hbase-user mailing list archives

Site index · List index
Message view « Date » · « Thread »
Top « Date » · « Thread »
From Ted Yu <yuzhih...@gmail.com>
Subject Re: Region statistics created during major compaction
Date Wed, 30 Apr 2014 10:26:05 GMT
Interesting idea. 

How would the ranges of rows be determined per region ?

This reminds me of stripe compaction feature which is in 0.98
See HBASE-7667


On Apr 30, 2014, at 3:07 AM, Jan Lukavsk√Ĺ <jan.lukavsky@firma.seznam.cz> wrote:

> Hi all,
> I have a general idea I'd like to consult. A short description of a problem we are facing:
during mapreduce jobs run over HBase cluster, we very often see great disproportions in run
time of different map tasks (some tasks tend to finish in minutes or even seconds, while others
might take even hours). This causes the job to run inefficiently and the whole cluster to
be underutilized - reducers have to wait until all the map tasks finish - at least before
starting the sort phase. The number of long running map tasks is usually low, so the whole
cluster basically waits until several machines finish their work. We tried to get over this
by sampling the regions and creating some statistics (one statistic per mapreduce job), which
we then used to tune the input format splits to make the distribution of running time more
even. This seems to work (although at the time being might cause some issues with data locality,
which we think we can solve).
> Now, the questions is, would it be possible to calculate some statistics during major
compactions and store them in the region directory on HDFS? What I mean by these statistics,
I think it could be possible to store for some reasonable ranges of rows (so that for each
region there would be like hundreds of these ranges):
> * total number of rows between specified rows
> * total number of KeyValues
> * amount of data stored on disk
> These statistics could be calculated per column family and subsequently used in InputFormat
to tune the splits to match even distribution as close as possible.
> Is anyone else interested in this? Does anyone have any other solution to the problem
I have described?
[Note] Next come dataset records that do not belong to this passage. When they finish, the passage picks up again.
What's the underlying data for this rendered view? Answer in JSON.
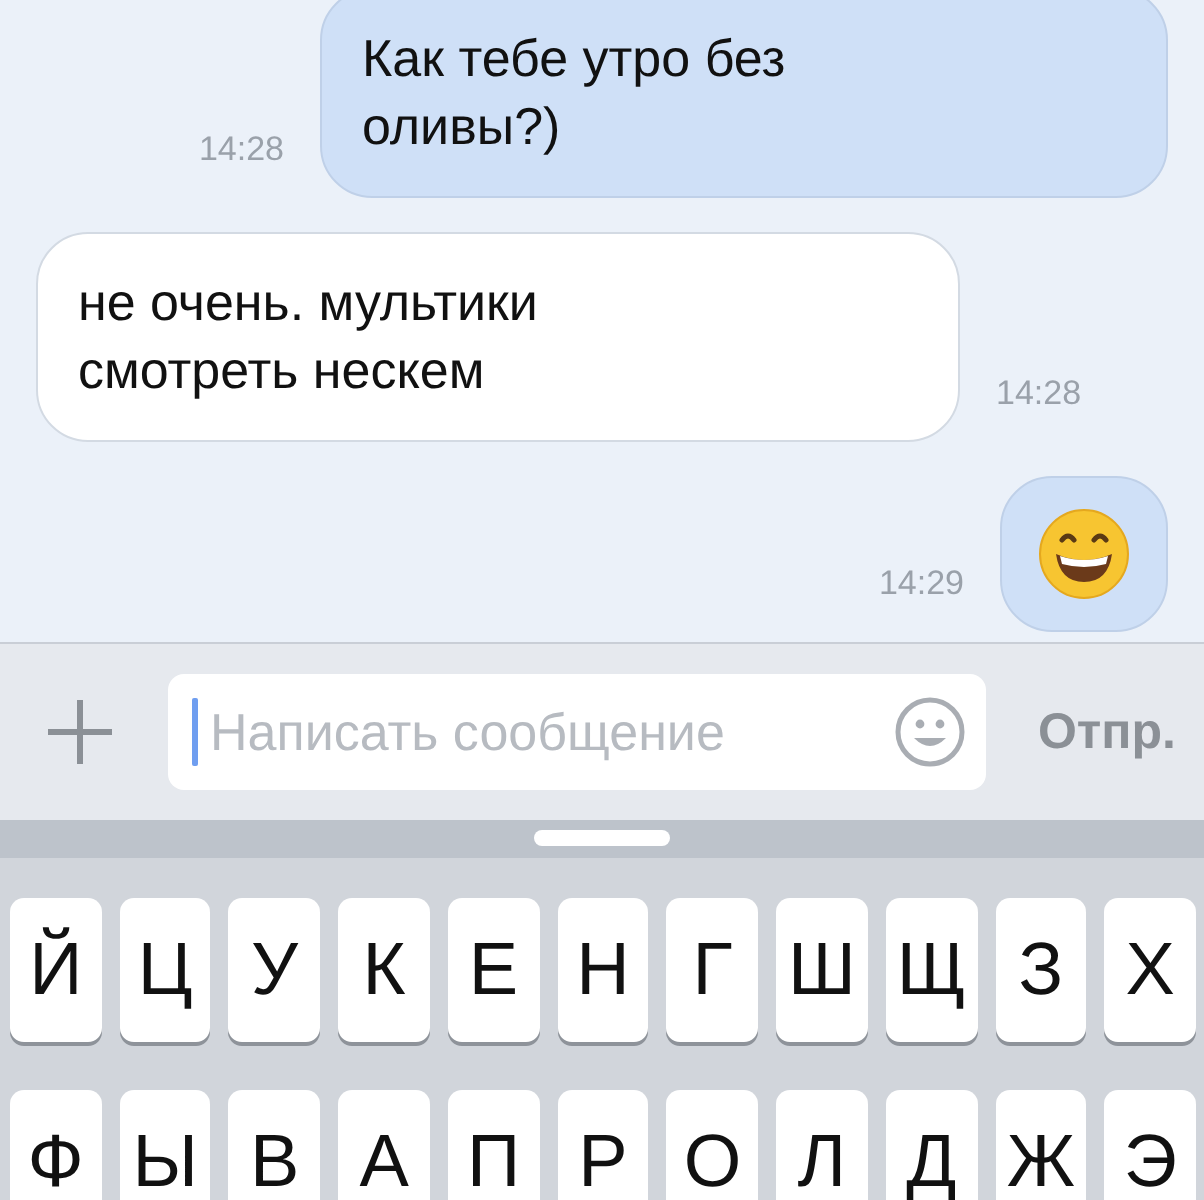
{
  "messages": [
    {
      "outgoing": true,
      "kind": "text",
      "text": "Как тебе утро без оливы?)",
      "time": "14:28"
    },
    {
      "outgoing": false,
      "kind": "text",
      "text": "не очень. мультики смотреть нескем",
      "time": "14:28"
    },
    {
      "outgoing": true,
      "kind": "emoji",
      "time": "14:29"
    }
  ],
  "composer": {
    "placeholder": "Написать сообщение",
    "send": "Отпр."
  },
  "keyboard": {
    "rows": [
      [
        "Й",
        "Ц",
        "У",
        "К",
        "Е",
        "Н",
        "Г",
        "Ш",
        "Щ",
        "З",
        "Х"
      ],
      [
        "Ф",
        "Ы",
        "В",
        "А",
        "П",
        "Р",
        "О",
        "Л",
        "Д",
        "Ж",
        "Э"
      ]
    ]
  }
}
I know we could say manually split regions that take long time to process,
but first, these regions are job-specific (so different jobs have different regions that take
long time to process), and second, ideally I'm looking for an automated solution.
> Thanks for reply,
> Jan

View raw message